The U.S. dollar recovered after exhibiting weakness in the Asian session, and was down marginally around late afternoon, after briefly moving above the flat line past noon.
The currency was reacting to a slew of economic data from across the globe. Traders were also reacting to updates on the coronavirus pandemic. Rising U.S.-China tensions on Beijing’s decision to impose a new security legislation on Hong Hong and the Trump administration’s warning to China also had an impact on dollar’s movements.
The dollar index, which dropped to a low of 97.95 in the Asian session, rose to 98.55 and was last seen at 98.30, down marginally from previous close.
Against the Euro, the dollar was weaker at $1.1109, losing ground from $1.1077. Data from Eurostat showed eurozone inflation dropped to a four-year low of just 0.1% in May, the official Eurostat agency said.

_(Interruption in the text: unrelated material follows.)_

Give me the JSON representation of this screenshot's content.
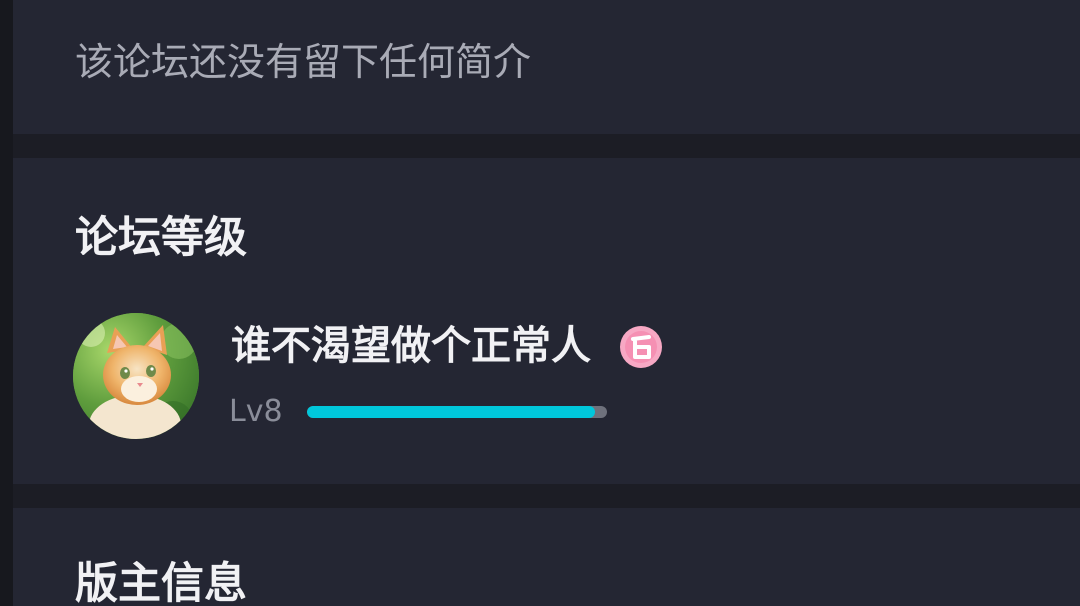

The Pound Sterling firmed up to $1.2394, but gave up gains, easing to $1.2353, but was still up notably by over 25% from previous close, by late afternoon.
Against the Japanese currency, the dollar was fetching 107.78 yen, compared with 107.64 yen a dollar late Thursday.

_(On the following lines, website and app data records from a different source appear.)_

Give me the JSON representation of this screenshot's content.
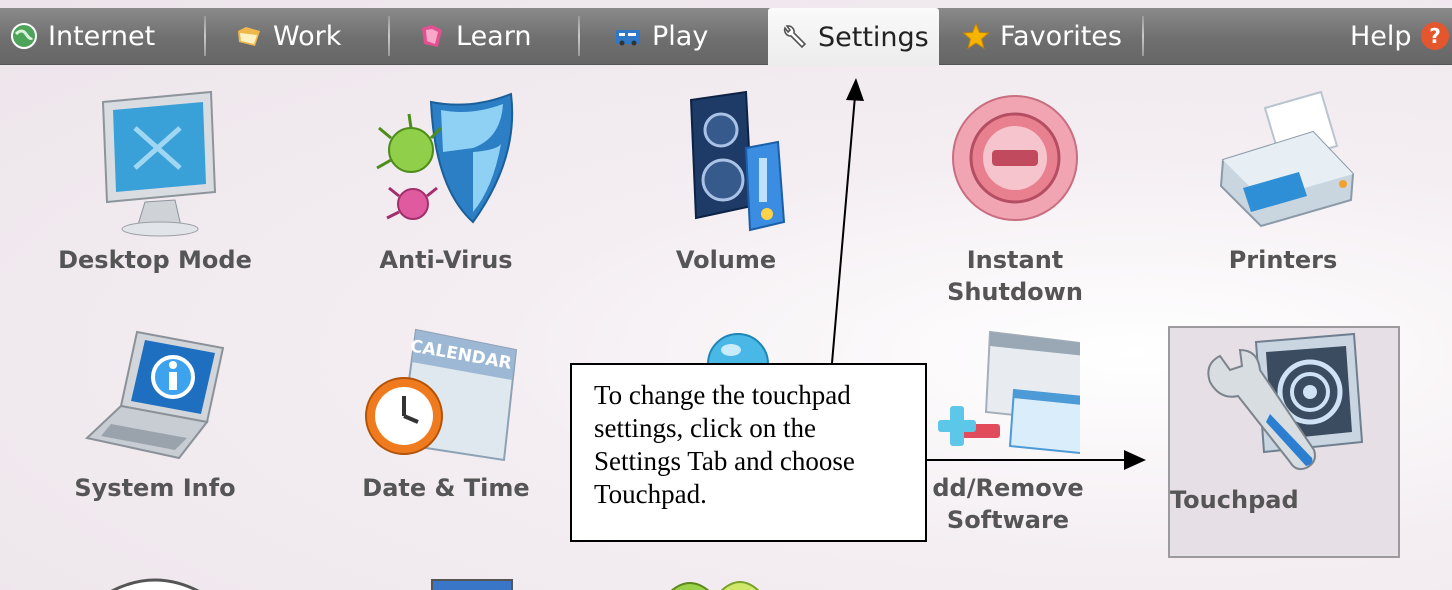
{
  "tabs": [
    {
      "label": "Internet",
      "icon": "globe-icon"
    },
    {
      "label": "Work",
      "icon": "folder-icon"
    },
    {
      "label": "Learn",
      "icon": "book-icon"
    },
    {
      "label": "Play",
      "icon": "game-icon"
    },
    {
      "label": "Settings",
      "icon": "wrench-icon",
      "active": true
    },
    {
      "label": "Favorites",
      "icon": "star-icon"
    }
  ],
  "help": {
    "label": "Help",
    "icon": "question-icon"
  },
  "items": {
    "desktop_mode": {
      "line1": "Desktop Mode"
    },
    "anti_virus": {
      "line1": "Anti-Virus"
    },
    "volume": {
      "line1": "Volume"
    },
    "instant_shutdown": {
      "line1": "Instant",
      "line2": "Shutdown"
    },
    "printers": {
      "line1": "Printers"
    },
    "system_info": {
      "line1": "System Info"
    },
    "date_time": {
      "line1": "Date & Time"
    },
    "add_remove": {
      "line1": "dd/Remove",
      "line2": "Software"
    },
    "touchpad": {
      "line1": "Touchpad"
    }
  },
  "callout": {
    "lines": [
      "To change the touchpad",
      "settings, click on the",
      "Settings Tab and choose",
      "Touchpad."
    ]
  },
  "colors": {
    "tabbar": "#6f6f6f",
    "active_tab": "#f2f2f2",
    "help_icon": "#e4572e",
    "favorites_star": "#f5b400"
  }
}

The dollar was trading at $0.6668 against the Aussie, nearly 0.5% down from previous close.
The Swiss franc firmed up to CHF 0.9612 from CHF 0.9642, while the Loonie was down marginally at C$1.3775 a U.S. dollar.
In economic news, revised data released by the University of Michigan showed the consumer sentiment index for May was downwardly revised to 72.3 from the preliminary reading of 73.7. Economists had expected the index to be upwardly revised to 74.0.
A report released by MNI Indicators showed its Chicago business barometer dropped to 32.3 in May from 35.4 in April. Economists had expected the barometer to rise to 40.0. With the unexpected decrease, the Chicago business barometer dropped to its lowest level since March of 1982.
Meanwhile, the Commerce Department’s report showed an unexpected substantial increase in U.S. personal income in the month of April. The report said personal income spiked by 10.5% in April after tumbling by a revised 2.2% in March. Economists had expected income to plunge by 6.5% compared to the 2% slump originally reported for the previous month.